Bastion: Guardian of Covington
In his book “Bastion: Guardian of Covington,” J.J. Marro presents a classic story of good, evil, heroes, heroines, and villains.
Bastion is a frog, and as far as he is concerned he is living a very normal life for a frog in the village of Covington until, one day while on patrol for snakes that might harm the frogs of Covington, Bastion discovers a sprite – a magical fairy-like creature, with the name of Larien. Larien warns Bastion of a wicked wizard whose true name is Draqur, the wizard of darkness and despair. Bastion will soon learn more about Draqur, not from Larien but from an encounter with the dark wizard himself, who is plotting against the village. Bastion knows he must warn the village of the evil Draqur, so he calls a meeting at his house to make an announcement to the villagers. Bastion is not sure how to get the villagers to believe him, so he goes fishing at the pond, to give himself time to think. Larien is afraid of the frogs, since she is so small compared to them, but when it is time for the meeting, Bastion has not yet returned, so Larien must make the announcement. At first she decides to hide in Bastion’s little house. Soon the village frogs knock on the door, expecting Bastion. Instead they find frightened but brave little Larien, who tells the frogs about Draqur’s evil plans. The frogs believe her, but Larien knows that one of the frogs is a traitor…if only she knew which one! Meanwhile, the evil wizard Draqur’s plan may be going into effect sooner than the villagers expected…

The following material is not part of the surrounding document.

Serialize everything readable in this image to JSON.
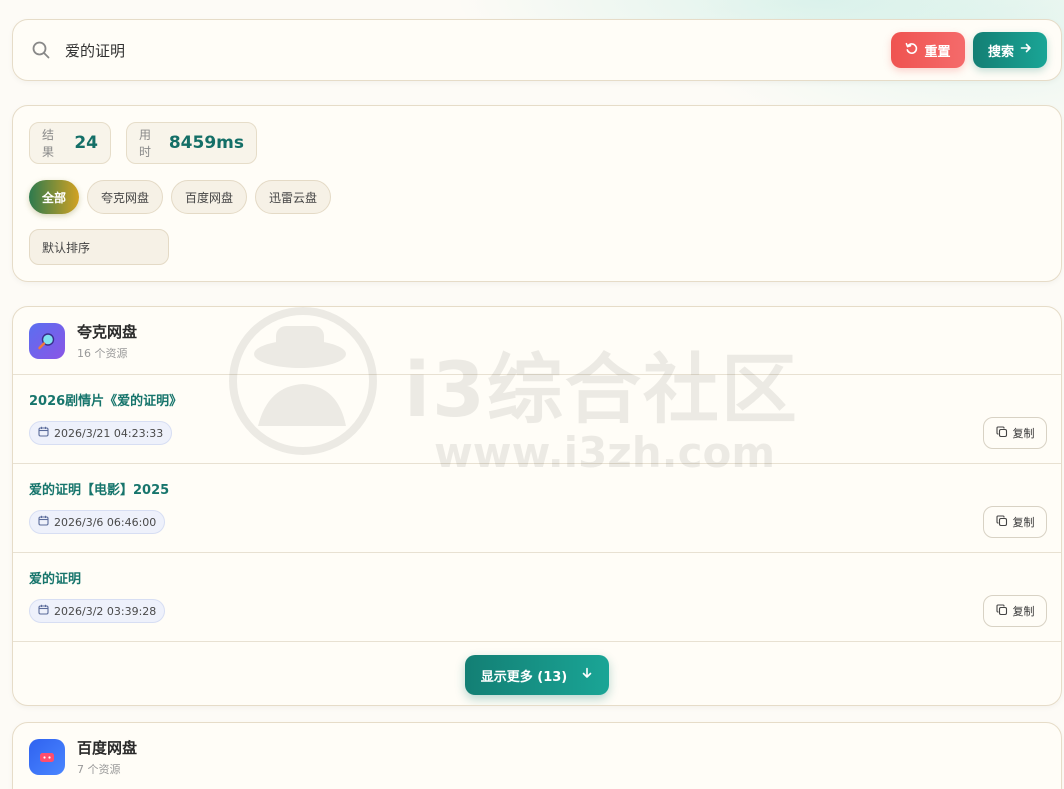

My favorite part of the story was the part about how the community of Covington, with the help of the sprite Larien, was finally able to defeat the wizard. (I won’t give too many details about this part, because I don’t want to ruin the fun for other readers!)
I would be delighted if “Bastion: Guardian of Covington” became a series, because I have highly enjoyed reading this tale of adventure. The only complaint I have is that some of the illustrations were poor. Sometimes the artist tried to put too much on one page, and it was a bit overwhelming. Even though the illustrations are not as satisfying as they could be, this is still a lively and kid-friendly tale, full of adventure, action, a little romance and a hint of humor.
I would recommend “Bastion: Guardian of Covington” for ages 8 and up. It has a style that many young readers and older readers alike can enjoy.